The Santa Clarita Valley Food Pantry’s mission statement has never been clearer than in the past several weeks as our nonprofit in the small building on Railroad Avenue in Newhall has confronted waves of challenges due to the health and economic crises.
With a mission of “addressing food insecurity in our community,” a core group of volunteers hasn’t missed a beat as they face every day an unprecedented situation with courage, kindness and humble caring for their neighbors who need a helping hand.
And with the help of many kind people who have donated food to us despite empty shelves at the market, as well as our wonderful grocery store partners who are still trying to give us what they can, we are being propped up by a community that cares. And we thank all of you.
Wave No. 1 hit us when the hoarders hit the grocery stores and bought up everything in sight. They bought up the stuff we really need — pasta, rice, beans, milk and meat. Food donations, which come largely from our grocery stores, plummeted by nearly 80%.
Wave No. 2 then came along when more than half of our 100 volunteers, many retired, couldn’t risk leaving the house to do their regular hours at the food pantry. Companies who send delegations of volunteers in normal times stopped that practice, too. This left our other regular volunteers to continue our operations. Some younger people in our community have come to our aid and this has been extremely valuable.
Wave No. 3 is now hitting as many clients coming to us are new. They’ve either never needed the services of a food pantry or haven’t needed us in many years. A few days ago, most of the 40 families who visited us were either new clients or homeless.
Last year, we fed nearly 25,000 people at the pantry. With the current economic crisis, we expect our numbers will increase.
We have changed our operations to deal with the challenges of decreased donations and social distancing guidelines. The pantry is open our normal hours serving clients five days a week. We are getting fresh produce and bread from our grocery stores, which is great, but we are lacking staples such as meat, pasta and rice and some hygiene products.
Our generous local grocery stores can only give us what they have left over from their inventory that customers haven’t purchased.
Just as critical as food donations is the need for volunteers. We have implemented all safety precautions for staff and volunteers. We are sanitizing throughout the day, throughout the building, and wearing masks and gloves as we stay as far apart from each other as possible. We are passing our clients their food through a door using a 6-foot-long table to the street. Six-foot markers have been placed on the sidewalk in the front of our building to help clients keep the recommended distance from each other. Because of our location on busy Railroad Avenue with little parking, drive-through pickup is not practical and some of our clients don’t have cars.
We need more volunteers to get us through. Crucial to our operation is the sorting of donated fresh food and produce. Time is of the essence with these products so they don’t spoil, and we need more people to accomplish this. This is done in the back of our building and exposure to others is minimal during the sorting.
Without our volunteers we would not be able to stay open during these trying times. And these are times when we are needed most.
We are extremely grateful to our core group of volunteers who have been coming in on a regular basis. Thank you, thank you.

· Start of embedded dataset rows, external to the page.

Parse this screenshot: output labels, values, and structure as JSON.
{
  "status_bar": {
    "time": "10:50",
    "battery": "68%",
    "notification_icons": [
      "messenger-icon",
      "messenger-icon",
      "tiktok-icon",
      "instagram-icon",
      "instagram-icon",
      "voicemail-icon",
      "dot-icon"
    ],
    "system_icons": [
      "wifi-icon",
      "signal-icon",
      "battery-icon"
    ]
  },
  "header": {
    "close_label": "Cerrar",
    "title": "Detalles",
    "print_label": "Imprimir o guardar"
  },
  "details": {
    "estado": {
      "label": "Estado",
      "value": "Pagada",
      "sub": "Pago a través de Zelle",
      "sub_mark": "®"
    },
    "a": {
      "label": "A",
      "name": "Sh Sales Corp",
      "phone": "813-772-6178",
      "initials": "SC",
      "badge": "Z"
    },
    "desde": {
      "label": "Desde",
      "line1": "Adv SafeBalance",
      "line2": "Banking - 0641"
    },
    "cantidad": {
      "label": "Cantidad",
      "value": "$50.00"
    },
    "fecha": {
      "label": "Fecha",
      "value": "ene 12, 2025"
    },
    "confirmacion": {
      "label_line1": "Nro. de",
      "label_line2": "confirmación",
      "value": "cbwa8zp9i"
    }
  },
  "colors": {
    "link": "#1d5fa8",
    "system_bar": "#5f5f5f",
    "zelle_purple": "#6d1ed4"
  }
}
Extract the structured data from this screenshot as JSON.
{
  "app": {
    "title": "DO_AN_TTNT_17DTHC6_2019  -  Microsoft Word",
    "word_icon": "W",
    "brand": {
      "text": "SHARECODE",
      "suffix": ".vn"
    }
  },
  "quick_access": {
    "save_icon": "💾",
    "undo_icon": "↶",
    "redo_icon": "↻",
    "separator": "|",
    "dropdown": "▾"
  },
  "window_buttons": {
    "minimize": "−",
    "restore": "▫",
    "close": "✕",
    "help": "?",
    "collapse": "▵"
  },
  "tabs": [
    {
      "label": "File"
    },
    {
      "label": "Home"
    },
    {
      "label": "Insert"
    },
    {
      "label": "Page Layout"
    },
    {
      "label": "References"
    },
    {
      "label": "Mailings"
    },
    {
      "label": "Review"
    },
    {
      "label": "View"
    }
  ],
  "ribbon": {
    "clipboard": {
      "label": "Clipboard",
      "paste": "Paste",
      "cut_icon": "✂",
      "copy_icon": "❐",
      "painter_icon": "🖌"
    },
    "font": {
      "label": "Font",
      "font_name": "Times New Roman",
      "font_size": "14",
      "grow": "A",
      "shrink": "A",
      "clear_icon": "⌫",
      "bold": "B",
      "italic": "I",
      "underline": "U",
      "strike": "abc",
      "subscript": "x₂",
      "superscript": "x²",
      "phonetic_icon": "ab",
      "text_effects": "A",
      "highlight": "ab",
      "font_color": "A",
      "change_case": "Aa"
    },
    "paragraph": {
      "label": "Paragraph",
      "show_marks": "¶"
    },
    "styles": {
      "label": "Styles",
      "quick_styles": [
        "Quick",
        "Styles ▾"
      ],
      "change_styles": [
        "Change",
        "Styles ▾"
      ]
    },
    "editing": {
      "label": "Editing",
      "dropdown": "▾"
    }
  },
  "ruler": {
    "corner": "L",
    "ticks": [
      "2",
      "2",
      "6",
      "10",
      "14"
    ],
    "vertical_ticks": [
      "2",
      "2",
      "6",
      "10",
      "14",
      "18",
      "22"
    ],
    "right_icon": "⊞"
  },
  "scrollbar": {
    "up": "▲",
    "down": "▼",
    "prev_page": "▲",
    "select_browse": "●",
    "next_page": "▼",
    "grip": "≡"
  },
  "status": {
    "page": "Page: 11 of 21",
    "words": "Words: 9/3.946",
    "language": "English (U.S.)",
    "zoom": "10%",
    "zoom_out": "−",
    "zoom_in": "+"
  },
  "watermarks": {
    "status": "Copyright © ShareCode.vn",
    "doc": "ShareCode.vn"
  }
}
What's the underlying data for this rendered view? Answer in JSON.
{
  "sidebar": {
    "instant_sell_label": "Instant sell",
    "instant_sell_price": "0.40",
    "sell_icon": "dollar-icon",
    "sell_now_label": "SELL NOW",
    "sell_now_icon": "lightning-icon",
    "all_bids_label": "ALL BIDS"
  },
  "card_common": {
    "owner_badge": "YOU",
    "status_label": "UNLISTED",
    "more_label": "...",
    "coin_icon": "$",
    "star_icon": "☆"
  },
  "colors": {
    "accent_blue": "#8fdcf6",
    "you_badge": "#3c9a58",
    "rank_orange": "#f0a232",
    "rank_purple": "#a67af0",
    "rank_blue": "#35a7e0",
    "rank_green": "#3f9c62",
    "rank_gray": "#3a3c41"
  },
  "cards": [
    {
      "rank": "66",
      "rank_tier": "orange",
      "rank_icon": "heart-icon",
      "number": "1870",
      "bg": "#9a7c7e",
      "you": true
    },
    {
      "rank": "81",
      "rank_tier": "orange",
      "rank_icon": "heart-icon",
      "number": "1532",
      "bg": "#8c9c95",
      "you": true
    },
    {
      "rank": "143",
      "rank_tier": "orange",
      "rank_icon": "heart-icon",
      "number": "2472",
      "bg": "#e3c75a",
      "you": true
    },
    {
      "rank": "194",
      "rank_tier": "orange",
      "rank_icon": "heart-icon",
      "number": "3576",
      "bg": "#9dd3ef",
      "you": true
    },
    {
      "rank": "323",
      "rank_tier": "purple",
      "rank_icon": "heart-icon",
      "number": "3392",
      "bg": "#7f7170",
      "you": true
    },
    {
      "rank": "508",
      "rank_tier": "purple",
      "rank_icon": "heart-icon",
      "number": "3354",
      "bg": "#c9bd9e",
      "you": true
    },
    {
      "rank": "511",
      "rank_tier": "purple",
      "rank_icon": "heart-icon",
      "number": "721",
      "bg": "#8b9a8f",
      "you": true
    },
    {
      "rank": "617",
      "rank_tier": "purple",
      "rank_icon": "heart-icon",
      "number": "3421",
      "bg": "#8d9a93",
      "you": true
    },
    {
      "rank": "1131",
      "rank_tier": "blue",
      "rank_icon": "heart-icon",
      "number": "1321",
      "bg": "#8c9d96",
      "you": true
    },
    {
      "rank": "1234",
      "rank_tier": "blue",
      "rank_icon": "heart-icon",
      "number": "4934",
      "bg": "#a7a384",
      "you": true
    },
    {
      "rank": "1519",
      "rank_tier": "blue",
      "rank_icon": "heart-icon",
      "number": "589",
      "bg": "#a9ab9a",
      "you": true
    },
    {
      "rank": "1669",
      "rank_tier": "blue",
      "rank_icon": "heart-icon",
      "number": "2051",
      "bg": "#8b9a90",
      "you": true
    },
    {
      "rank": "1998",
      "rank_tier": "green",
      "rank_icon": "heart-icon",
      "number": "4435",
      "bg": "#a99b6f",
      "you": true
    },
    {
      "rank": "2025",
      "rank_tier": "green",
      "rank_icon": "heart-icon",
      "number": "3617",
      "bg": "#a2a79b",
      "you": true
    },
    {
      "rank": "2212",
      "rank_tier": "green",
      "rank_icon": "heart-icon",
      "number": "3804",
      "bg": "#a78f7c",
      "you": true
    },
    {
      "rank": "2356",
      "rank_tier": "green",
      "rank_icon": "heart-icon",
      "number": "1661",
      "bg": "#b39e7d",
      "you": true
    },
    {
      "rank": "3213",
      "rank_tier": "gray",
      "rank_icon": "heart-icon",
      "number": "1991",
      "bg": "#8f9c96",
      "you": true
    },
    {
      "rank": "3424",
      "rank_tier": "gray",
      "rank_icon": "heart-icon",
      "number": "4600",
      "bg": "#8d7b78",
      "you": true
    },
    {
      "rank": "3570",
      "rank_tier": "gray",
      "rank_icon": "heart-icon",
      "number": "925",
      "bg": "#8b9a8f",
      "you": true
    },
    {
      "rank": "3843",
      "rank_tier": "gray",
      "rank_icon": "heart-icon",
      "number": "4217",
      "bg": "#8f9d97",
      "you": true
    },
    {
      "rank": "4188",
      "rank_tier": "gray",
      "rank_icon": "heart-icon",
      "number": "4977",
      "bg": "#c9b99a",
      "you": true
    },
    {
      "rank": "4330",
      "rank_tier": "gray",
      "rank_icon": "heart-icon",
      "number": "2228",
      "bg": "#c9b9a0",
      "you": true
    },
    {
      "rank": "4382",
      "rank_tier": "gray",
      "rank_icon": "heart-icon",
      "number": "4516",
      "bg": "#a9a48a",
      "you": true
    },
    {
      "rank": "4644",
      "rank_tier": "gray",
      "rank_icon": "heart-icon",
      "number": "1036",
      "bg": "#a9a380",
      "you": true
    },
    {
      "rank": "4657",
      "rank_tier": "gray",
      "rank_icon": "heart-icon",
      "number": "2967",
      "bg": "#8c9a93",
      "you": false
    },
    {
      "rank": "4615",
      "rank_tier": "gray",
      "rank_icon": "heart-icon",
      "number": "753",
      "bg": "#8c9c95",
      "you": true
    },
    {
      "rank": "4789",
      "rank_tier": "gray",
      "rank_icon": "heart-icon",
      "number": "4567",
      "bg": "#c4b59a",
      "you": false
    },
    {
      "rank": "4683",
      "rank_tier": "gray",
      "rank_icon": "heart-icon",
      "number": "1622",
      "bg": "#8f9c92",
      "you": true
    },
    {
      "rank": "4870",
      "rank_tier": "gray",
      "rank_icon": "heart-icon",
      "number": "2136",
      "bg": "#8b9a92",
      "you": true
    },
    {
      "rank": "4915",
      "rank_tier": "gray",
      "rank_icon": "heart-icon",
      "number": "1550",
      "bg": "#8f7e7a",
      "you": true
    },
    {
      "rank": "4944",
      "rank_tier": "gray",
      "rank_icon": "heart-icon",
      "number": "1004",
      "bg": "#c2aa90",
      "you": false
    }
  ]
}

You are the best.
Thanks also to our hard-working part-time staffers Mario Sierra and James Espinoza. Your support is much appreciated.
Thanks so much to our local grocers who are still supplying us with the food they have. You are keeping us going with your donations. You are still there for us despite your own tremendous demand. We are also grateful for our partnership with the Los Angeles Regional Food Bank. which helps us feed the hungry.
Thanks to everybody in the community who donates financially to us. We are very appreciative. We are grateful to all of you who are standing by us and our neighbors who need you more than ever.
Go to scvfoodpantry.org to make a donation or learn more.
Susan Caputo is executive director of the Santa Clarita Valley Food Pantry.